The Lock-Down: This is perhaps the most powerful part of the Snow in Georgia experience. You can’t go to work. You can’t go to school. You can’t go to the store or the movies. You have to sit in your home or play outside with your friends and family. There are no other options. The sun reflects on the snow covered ground and tree limbs and the light envelopes us like no other time. It’s as if the snow beckons us to come and enjoy it. Make a snowball. Make a snowman. Make some Snow-Cream - just avoid the yellow snow right? Regardless of how we enjoy it - we enjoy it. The evening news replaces their usual list of crime stories with images of kids sledding and dad’s doing crazy stunts with their four wheelers. We’ll linger over a cup of hot chocolate. We’ll sit around a table and play a board game with our kids. Why, the snow has slowed us down long enough to see the things in our lives that truly matter.
The After-effects: Snow doesn’t stay around long in Georgia. It’s usually a one or two day event. And once the pure white snow melts away we see very clearly how truly UNPREPARED we were for it. Tree branches that should have been pruned out long ago snap under the weight of the snow and sometimes leave painful damage. The ground becomes saturated in a sloppy mess of slush and mud. Slowly our lives get back up to speed like they were before the forecast - but the snow has left its mark. It has made a difference in our lives.
The Point: I’m praying for a spiritual Georgia snow storm in our hearts. The forecast builds expectancy in our hearts that the God of the universe has plans for our lives and wants us to encounter His Spirit. Will He speak to our church body THIS Sunday? Like children awaiting school closures, let‘s pray for God‘s arrival in our hearts.
And lets PREPARE for it. We need to put within easy reach the tools that God uses in our lives during a visitation like this. His Word is a (flash)light unto our path. Prayer and confession are the provisions to ensure we are fed during His visitation. And like finding the right place to park the car, let’s park our hearts in the path of least resistance for God to move.
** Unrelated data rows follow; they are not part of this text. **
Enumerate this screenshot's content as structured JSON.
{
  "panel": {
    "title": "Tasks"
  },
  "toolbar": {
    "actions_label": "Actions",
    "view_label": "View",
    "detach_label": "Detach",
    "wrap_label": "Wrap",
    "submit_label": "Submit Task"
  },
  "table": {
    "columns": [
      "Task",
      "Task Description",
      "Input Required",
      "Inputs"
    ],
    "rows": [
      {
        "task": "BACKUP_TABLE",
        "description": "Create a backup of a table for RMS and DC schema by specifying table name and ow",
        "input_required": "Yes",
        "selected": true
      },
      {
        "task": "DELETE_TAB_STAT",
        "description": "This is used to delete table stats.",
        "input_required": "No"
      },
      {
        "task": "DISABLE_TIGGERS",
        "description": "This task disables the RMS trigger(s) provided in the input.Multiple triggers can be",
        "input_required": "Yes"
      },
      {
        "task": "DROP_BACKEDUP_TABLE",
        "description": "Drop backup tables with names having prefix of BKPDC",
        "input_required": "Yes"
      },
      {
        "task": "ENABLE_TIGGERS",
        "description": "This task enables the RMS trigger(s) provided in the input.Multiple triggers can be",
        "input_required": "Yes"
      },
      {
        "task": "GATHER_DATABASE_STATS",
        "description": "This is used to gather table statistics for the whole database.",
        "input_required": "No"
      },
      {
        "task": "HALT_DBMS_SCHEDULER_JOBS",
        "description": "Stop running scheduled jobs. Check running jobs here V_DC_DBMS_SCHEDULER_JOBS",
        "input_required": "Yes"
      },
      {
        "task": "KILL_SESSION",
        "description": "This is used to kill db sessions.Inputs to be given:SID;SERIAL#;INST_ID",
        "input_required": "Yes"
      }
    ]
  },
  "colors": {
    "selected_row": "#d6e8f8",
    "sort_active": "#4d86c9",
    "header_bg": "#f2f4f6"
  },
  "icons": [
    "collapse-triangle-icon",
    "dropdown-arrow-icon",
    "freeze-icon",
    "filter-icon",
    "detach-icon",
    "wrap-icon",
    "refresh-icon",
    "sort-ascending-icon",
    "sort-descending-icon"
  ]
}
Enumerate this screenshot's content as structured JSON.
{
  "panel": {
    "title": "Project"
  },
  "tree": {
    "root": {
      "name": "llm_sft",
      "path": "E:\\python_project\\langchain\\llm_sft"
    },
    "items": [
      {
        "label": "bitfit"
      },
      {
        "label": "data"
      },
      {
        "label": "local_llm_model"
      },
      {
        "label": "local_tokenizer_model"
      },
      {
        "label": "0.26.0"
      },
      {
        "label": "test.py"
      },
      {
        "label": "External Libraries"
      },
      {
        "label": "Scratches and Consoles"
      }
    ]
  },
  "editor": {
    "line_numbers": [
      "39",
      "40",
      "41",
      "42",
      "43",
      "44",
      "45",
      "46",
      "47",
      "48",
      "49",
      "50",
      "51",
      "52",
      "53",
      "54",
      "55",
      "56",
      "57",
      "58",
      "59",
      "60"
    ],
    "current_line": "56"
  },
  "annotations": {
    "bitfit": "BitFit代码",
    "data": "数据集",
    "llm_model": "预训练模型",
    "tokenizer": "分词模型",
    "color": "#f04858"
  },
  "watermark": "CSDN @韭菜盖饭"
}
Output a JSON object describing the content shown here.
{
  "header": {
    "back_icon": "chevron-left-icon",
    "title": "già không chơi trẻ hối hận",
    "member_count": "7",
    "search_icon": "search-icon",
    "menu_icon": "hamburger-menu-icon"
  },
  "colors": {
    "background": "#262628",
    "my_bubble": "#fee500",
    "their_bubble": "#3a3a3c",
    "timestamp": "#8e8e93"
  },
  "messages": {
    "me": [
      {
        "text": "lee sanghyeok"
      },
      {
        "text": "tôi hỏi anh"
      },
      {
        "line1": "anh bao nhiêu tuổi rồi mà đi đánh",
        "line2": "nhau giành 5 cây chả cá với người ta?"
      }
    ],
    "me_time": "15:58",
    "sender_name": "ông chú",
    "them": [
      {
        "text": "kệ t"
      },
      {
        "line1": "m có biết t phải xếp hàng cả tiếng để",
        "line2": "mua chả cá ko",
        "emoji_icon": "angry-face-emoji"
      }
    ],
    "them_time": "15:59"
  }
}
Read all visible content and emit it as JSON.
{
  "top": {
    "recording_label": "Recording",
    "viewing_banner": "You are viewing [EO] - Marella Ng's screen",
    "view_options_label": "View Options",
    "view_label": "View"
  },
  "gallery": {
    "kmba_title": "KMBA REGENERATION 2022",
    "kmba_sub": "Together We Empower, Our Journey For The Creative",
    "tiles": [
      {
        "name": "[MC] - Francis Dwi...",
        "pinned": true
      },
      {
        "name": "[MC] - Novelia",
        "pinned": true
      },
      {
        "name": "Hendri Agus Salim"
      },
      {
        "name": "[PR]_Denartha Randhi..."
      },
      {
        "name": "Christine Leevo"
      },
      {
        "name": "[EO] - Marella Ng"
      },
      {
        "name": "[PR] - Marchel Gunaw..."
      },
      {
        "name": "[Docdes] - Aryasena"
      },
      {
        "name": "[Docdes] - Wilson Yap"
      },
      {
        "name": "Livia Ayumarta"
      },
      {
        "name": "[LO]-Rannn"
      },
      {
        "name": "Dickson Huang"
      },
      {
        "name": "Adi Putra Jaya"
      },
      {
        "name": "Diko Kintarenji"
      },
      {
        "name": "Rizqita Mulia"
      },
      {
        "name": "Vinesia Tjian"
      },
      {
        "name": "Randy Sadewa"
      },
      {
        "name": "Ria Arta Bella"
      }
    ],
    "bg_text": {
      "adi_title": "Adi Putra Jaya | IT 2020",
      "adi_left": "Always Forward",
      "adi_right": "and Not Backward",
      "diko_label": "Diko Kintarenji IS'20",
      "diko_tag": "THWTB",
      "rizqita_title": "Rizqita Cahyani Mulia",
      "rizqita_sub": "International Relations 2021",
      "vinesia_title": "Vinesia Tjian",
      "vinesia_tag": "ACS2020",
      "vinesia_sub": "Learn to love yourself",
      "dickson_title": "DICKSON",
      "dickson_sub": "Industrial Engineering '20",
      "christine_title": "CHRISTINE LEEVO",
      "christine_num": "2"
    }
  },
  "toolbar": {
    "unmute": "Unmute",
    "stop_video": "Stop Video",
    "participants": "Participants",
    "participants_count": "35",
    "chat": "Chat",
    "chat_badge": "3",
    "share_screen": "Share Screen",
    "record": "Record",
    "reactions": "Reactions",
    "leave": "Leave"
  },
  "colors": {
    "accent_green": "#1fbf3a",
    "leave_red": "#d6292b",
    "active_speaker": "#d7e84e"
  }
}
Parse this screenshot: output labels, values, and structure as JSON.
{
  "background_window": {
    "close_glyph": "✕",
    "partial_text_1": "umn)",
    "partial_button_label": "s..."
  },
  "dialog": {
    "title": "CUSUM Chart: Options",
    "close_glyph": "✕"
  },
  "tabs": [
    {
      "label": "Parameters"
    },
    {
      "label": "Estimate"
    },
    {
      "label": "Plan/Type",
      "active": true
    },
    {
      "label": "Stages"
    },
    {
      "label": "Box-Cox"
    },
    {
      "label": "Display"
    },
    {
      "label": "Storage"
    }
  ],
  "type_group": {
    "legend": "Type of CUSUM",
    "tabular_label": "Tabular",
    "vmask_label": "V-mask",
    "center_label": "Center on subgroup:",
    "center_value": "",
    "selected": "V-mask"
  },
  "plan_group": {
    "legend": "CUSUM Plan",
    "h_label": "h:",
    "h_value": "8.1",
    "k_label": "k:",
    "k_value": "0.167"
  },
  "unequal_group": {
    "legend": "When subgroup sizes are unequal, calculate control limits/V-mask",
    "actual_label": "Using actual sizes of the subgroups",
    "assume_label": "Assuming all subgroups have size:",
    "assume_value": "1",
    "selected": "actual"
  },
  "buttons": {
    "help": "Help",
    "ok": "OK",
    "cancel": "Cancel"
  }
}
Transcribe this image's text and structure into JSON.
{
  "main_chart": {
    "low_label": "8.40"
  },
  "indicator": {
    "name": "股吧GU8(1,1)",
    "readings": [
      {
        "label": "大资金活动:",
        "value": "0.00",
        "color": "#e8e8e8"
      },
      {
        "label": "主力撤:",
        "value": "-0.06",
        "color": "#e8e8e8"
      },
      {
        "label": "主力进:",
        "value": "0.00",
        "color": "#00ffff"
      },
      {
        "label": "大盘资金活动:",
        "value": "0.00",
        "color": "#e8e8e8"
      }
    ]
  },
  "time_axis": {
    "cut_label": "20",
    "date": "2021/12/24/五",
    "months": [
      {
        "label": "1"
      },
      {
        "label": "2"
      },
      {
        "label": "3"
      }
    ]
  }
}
When the Arrival of His Spirit comes, the fellowship among other believers will be heightened. Our petty differences will melt away and we will know that we are a part of God’s event. We’ll sense our hearts reach out to one another in love. A fresh spirit will fall on our churches. The music will seem more dynamic. The preaching will be more piercing. The fellowship will be sweeter.
And when the spiritual lock-down happens. I pray for the moment where we’ll forget about time and space and be on our knees being ministered to by the Holy Spirit. We’ll stay together as a body of believers as long as it takes for us to know we’ve done business with God. Perhaps a move of God’s Spirit will flow from this revival falling on us - that whole communities will get saved. Entire school faculties or office staff will come to a saving knowledge of Jesus and we’ll see life differently because we’ll know we were a part of God’s visitation.
Finally, the after effects will reveal where we weren’t disciplined to prune the dead branches from our soul. We’ll live a more Christ-like life and our hearts will be saturated with God’s goodness.
I’m looking for this kind of stow storm next Sunday - how about you? I gotta go get my boots on and play in the snow that’s here right now.
God Bless, JON